When King David compares the righteous man to the blossoming date tree (Tehillim
92:13), the full meaning of this metaphor can only be appreciated by contrasting it to an earlier comparison (ibid. 92:8) of the enemies of G-d to the grass sprouting from the earth. In his commentary on this psalm, Rabbi Avraham Ibn Ezra notes that the enemies to which the psalmist refers are the enemies of the righteous man who are likewise considered enemies of G-d. Although these enemies proliferate like blades of grass they are doomed to soon wither like the grass. The righteous, on the other hand, are comparatively few in number like the date tree but are blessed with the durability of that tree.

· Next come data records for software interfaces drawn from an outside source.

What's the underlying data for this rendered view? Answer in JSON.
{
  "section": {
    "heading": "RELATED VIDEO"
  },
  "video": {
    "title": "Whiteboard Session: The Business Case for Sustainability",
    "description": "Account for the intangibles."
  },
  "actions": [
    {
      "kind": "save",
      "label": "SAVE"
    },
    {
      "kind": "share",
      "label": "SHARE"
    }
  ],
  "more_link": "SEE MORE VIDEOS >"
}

Elsewhere our Sages comment on the psalmist’s comparison of the righteous man to both the date tree and the cedar. Their explanation (Bava Batra 80b) is that the comparison to the date tree is to convey that just as that tree yields fruit, so do the good deeds of a righteous man yield fruits of reward for him in the World to Come. And just as the cedar has the ability to grow back after being cut, so the righteous have the ability to bounce back after every setback.